The confession of an Air Force veteran and federal contractor who has been accused of leaking classified information may not be admissible in court.
A legal technicality may prevent prosecutors from using the admission of Reality Winner, the former Air Force linguist who stands charged of copying a classified report and mailing it to a leak-friendly news site.
Although Winner admitted that she had leaked the documents, her defense attorneys are now asking a federal judge to suppress any comments she made during the interview because the FBI agents who heard her confession never gave her a Miranda warning.
Even though Winner had not been formally arrested at that point, she believed she was under arrest as she was being questioned in her apartment, noting that the agents were standing in front of the door.
According to her attorneys, Winner was never told she was free to leave, nor was she advised as to her arrest status.
“Indeed, when she specifically asked whether she was under arrest, the agents told her they did not know the answer to that ‘yet,’” her attorneys claim.
Winner has entered a plea of not guilty to charges that she illegally retained and transmitted national defense information.
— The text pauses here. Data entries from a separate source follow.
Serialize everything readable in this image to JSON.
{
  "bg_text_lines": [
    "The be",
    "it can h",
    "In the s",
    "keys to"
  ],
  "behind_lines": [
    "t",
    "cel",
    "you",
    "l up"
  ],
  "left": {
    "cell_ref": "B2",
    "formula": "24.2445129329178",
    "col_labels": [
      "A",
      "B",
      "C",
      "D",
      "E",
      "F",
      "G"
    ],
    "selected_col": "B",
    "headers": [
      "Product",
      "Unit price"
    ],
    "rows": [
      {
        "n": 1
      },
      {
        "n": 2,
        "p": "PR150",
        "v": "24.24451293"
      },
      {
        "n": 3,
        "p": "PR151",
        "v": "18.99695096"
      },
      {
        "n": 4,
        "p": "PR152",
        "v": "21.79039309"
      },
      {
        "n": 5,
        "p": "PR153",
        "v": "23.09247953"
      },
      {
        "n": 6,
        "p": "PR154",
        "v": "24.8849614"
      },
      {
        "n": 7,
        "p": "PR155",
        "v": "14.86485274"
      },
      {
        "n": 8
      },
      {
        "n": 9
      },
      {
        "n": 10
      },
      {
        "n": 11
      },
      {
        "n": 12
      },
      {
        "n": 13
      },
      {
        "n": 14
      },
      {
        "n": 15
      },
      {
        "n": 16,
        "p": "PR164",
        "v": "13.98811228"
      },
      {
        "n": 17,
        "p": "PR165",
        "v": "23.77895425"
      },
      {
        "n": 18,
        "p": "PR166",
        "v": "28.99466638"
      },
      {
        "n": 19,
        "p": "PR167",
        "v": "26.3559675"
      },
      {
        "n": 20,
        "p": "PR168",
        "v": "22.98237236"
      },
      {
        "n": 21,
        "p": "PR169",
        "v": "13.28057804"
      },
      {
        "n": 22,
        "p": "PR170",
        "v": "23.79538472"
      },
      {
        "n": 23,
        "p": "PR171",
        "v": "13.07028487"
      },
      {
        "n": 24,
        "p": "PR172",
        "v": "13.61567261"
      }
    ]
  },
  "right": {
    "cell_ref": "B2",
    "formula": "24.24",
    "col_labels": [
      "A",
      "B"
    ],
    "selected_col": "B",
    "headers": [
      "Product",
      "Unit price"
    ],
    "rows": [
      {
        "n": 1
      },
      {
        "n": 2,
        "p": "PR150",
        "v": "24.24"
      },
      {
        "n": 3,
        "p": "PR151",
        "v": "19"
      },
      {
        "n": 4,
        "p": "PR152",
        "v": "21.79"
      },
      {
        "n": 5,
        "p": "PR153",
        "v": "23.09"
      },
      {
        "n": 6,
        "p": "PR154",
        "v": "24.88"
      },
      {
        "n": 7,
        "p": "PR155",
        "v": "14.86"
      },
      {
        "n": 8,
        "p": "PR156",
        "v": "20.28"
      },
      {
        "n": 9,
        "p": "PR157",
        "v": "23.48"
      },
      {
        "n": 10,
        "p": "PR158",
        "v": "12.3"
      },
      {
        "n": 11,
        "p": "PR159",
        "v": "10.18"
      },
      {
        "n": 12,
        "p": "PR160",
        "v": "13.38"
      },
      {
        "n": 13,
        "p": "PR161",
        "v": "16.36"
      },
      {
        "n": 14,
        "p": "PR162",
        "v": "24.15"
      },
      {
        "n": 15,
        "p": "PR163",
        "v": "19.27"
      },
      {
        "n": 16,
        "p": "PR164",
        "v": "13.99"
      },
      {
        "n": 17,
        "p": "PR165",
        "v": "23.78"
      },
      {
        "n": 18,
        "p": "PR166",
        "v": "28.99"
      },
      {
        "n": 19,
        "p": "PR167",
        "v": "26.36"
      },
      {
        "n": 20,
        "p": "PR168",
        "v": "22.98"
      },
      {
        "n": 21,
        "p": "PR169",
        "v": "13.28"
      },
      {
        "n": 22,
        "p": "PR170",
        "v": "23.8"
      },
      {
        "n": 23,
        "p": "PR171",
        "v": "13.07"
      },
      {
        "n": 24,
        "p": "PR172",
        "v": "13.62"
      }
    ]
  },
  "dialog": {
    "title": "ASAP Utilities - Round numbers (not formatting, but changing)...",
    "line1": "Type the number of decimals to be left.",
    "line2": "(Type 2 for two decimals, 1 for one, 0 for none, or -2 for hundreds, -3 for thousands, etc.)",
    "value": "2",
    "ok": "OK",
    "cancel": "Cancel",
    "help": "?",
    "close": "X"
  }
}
And while authorities have not publicly discussed what that information was or to whom Winner transmitted it to, it seems fairly obvious.
Winner was denied bail shortly after her arrest and is currently in jail awaiting trial.
Winner’s case is the first leak prosecution the Trump administration has brought under the Espionage Act.. The Miranda rights argument made by her defense adds a potentially significant early wrinkle in what is almost sure to be a complex case.
The case has now been scheduled for March 2018. If convicted, Winner could face up to 10 years in prison.